If you’ve followed our previous content on Unified Commerce, then you are aware of the iterative model of continuous innovation in the context of retail digital transformation. It is all about continuous evolution across various customer channels, touchpoints and related backend applications in incremental proportions. It is followed by the ability to fail fast, learn faster and redo the cycle for better outcomes in each iteration cycle.

This blog series takes this que and is about a successful DevOps strategy and why it’s a critical piece for Unified Commerce’.

Problem statement (if we say so) – The ability to have a release methodology across application landscape that helps you go-live faster with development, QA and operations teams coming together and the ability to keep on learning for continuous improvement release after release.

Current Retail

 

 

 

 

 

 

 

 

So, all of this brings us to 3 important questions we must ask ourselves

1.What does DevOps for a retail ecosystem mean?

The ever-demanding customers and the barrage of experiences being rolled out to keep on wowing them have pushed retailers to derive the maximum out of their systems. The biggest hindrance to all this has been the ability to have multiple releases in short intervals (imagine a few years back thinking of a set of feature and fixes released every week).

The catch: “it’s a cultural change to the whole feature development approach and will require organizations to overcome inherent resistance to change because of the belief that it has worked so far”.

With a mix of applications in any landscape, there will always be what can be onboarded and what cannot. A good DevOps strategy will require identifying where to start and what to include. E.g. let’s say your Order Management System is on a subscription-based, cloud-hosted, 3rd party-maintained model with their own release cycle while your eCommerce is controlled by a release cycle you own, and both have a different tech stack. This essentially means, any feature for eCommerce which will require OMS to make certain changes will need to align with OMS release cycle and not eCommerce. Your DevOps process will need to ensure this is captured and accounted for when planning releases. Also, the tool and tech stack for release automation will need to account for each application’s tech stack capability.

2.Wasn’t some form of DevOps always there?

Yes, any release process you have is essentially a DevOps process. However, a true DevOps process works on complete or near-complete automation of release cycles across environments and true Continuous Integration and Continuous Delivery, while your current release process might be heavily manual.

3.How Much Automation is too much Automation?

Being the cultural shift that it is and given the possible realignment of required technical skillsets as well as investments, it’s important to avoid overkill.

Consider upgrading if the answer to any of the goals below is ‘yes’ –

 

 

 

 

So now that we have deliberated over these basic questions, let’s talk about the ‘how’ in brief.

Building a Stronger Retail Ecosystem Thru 4D-DevOps

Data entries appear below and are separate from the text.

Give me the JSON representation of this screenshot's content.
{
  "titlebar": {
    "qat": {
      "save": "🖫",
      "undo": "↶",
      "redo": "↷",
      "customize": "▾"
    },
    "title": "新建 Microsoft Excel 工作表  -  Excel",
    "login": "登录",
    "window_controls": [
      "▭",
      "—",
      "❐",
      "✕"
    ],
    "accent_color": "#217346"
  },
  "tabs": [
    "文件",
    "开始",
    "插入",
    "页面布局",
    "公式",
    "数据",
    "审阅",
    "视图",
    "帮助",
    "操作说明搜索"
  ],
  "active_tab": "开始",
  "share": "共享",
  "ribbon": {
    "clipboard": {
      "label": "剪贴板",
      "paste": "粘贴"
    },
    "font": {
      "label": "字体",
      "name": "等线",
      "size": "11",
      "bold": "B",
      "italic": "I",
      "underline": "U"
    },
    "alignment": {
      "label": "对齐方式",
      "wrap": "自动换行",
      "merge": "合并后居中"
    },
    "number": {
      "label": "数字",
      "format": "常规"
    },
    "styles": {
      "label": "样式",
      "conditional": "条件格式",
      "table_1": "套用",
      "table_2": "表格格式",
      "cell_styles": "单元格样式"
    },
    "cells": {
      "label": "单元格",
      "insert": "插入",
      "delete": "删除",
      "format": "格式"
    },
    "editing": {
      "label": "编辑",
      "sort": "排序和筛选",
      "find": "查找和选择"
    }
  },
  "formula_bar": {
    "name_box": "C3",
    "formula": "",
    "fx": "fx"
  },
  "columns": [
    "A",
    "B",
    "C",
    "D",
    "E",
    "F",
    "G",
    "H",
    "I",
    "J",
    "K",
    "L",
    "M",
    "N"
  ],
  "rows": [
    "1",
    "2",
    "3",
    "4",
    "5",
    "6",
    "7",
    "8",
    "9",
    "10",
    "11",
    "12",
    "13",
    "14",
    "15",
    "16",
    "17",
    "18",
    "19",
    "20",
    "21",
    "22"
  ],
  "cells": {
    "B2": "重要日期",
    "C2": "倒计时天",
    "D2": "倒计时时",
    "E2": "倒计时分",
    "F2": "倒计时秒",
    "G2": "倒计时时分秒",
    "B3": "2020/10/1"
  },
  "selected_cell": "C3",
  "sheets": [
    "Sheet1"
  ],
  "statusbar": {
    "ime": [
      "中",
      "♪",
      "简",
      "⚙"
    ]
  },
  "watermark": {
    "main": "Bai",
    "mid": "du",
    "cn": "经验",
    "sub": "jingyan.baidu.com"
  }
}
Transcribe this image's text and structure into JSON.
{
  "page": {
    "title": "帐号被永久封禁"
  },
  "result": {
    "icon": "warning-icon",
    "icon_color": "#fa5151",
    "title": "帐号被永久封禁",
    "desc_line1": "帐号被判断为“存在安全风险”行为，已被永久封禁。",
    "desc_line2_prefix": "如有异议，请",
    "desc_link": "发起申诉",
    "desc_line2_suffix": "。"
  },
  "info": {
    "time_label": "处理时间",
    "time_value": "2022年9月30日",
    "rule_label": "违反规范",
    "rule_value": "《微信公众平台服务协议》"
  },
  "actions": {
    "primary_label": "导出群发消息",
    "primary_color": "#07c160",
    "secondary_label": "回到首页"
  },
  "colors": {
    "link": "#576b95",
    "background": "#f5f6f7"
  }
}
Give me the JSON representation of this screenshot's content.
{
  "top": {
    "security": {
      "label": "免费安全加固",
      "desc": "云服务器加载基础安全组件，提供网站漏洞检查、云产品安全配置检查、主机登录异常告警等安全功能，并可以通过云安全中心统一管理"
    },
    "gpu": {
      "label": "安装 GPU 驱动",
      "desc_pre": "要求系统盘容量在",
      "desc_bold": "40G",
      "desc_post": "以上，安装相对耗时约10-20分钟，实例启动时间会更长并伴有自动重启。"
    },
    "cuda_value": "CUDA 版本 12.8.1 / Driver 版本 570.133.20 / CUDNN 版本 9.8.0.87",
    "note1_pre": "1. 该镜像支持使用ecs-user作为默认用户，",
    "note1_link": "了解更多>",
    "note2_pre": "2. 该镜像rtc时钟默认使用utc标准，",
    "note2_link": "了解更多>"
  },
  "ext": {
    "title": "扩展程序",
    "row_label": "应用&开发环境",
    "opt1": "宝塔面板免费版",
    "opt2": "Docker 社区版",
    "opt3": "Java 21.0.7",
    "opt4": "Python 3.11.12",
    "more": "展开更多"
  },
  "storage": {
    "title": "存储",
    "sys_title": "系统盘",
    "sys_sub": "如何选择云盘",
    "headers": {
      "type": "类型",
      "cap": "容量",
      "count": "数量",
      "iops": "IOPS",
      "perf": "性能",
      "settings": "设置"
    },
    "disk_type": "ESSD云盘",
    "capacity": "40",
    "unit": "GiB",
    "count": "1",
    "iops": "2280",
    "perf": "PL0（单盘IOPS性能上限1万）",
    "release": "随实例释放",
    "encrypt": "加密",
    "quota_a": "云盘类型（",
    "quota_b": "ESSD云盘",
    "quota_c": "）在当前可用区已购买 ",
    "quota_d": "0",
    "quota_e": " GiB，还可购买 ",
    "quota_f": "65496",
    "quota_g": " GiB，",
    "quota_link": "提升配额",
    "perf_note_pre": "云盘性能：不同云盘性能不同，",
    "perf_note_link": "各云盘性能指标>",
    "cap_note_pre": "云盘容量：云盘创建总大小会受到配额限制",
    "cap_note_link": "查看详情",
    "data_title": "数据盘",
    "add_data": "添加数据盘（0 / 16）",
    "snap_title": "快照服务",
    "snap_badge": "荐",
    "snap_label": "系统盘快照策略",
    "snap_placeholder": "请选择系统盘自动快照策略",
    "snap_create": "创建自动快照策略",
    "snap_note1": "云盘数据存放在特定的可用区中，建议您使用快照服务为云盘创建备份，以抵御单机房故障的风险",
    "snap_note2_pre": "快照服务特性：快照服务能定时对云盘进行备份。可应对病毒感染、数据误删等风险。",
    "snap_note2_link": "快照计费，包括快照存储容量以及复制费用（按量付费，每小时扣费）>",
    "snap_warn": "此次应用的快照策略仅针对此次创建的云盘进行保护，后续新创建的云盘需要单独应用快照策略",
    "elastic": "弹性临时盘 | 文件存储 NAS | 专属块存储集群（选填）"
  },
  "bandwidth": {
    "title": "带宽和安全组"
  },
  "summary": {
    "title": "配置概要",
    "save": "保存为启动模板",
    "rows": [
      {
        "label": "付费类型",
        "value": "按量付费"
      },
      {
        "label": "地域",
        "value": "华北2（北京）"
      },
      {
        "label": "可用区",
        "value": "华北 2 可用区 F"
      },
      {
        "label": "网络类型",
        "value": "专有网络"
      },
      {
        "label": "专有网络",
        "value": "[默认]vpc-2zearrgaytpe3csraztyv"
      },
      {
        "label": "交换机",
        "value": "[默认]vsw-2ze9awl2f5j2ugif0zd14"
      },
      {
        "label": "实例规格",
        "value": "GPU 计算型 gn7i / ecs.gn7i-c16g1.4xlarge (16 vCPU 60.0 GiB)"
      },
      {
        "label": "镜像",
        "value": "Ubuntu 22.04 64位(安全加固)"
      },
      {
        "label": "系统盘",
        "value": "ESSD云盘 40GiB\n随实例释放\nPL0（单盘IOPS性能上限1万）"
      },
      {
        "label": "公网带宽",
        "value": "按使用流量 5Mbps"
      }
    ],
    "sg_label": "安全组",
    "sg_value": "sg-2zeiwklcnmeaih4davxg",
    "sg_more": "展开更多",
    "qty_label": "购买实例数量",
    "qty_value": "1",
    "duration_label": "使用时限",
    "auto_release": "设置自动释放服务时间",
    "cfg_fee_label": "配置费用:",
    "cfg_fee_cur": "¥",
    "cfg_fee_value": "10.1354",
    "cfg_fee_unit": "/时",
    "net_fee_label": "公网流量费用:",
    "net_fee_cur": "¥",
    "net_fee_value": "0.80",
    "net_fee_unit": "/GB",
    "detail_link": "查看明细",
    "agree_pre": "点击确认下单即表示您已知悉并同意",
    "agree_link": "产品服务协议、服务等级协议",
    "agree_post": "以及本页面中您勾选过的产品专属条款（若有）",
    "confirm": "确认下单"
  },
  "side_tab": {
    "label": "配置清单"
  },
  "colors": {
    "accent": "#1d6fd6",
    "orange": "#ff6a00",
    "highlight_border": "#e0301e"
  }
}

The 4D approach is template oriented with a set of parameters that are grouped into logical categories that we call dimensions. In this part, we will concentrate on the 4 dimensions.

 

The 4 dimensions

 

 

 

Infrastructure Management and Automation-

  • Infrastructure Management
    • Dynamic environment provisioning (on-demand capability)
    • Availability of enough stable environment for dev, QA, pre-prod
    • Infrastructure as Code (IaC) – a developer should be able to build and run their own infrastructure including their environment necessities and operations team should be empowered to understand the product, identify the gaps and errors, whenever warranted. This ensures deployment setups are intact without any risk of environment drift in release pipelines
  • Automation
    • Every retailer has its own complexities and customizations, so it only goes to follow that their automation plan needs to be customized accordingly
    • Variety of tools and strategies available for each step in the workflow. Need to know which one works
    • Not all can be automated but what can be, must be
    • ‘N’ release automation – Unit to Integration QA

Release Management and Continuous Integration

  • Release
    • Agile methodology
    • Containerization – bundling libraries and environments to achieve improved CPU/operational efficiency and scalability
    • Modularization of deliverables
    • Geography and scale
    • Upgrade planning and scheduling
    • Rollback/mitigation plan
  • CI
    • Must evaluate ROI with every release
    • Applicable for multiple developments, QA teams, geographies
    • Needs the right tool and tech stack

Continuous Testing

  • Automated testing of every commit
  • Fail fast for faster feedback (parallel execution)
  • Provide metrics on development efficiency

Orchestration and Feedback

  • Establish complete workflow
    • Build/deploy/release pipeline
    • Control mechanism – notifications/alerts
  • Meaningful metrics for actionable decisions (more details on next slide)
    • Process
    • Release
    • Performance
    • User
    • Operational

We will talk more about the 4D approach and dimension parameters that are required to design each of these dimensions in our next part of the blog.

Recommended Blogs

1.7-flavours-of-DevOps-implementation

2. Templated approach to DevOps

3.Role of Continuous Integration & Continuous Delivery in transforming DevOps

4. Challenges of CICD implementation and its impact on your business

Shifali Dumpala

Shifali is a content writer and has a passion for exploring technologies that impact everyday life. She majorly focuses on retail domain and handles various kinds of marketing content including white papers.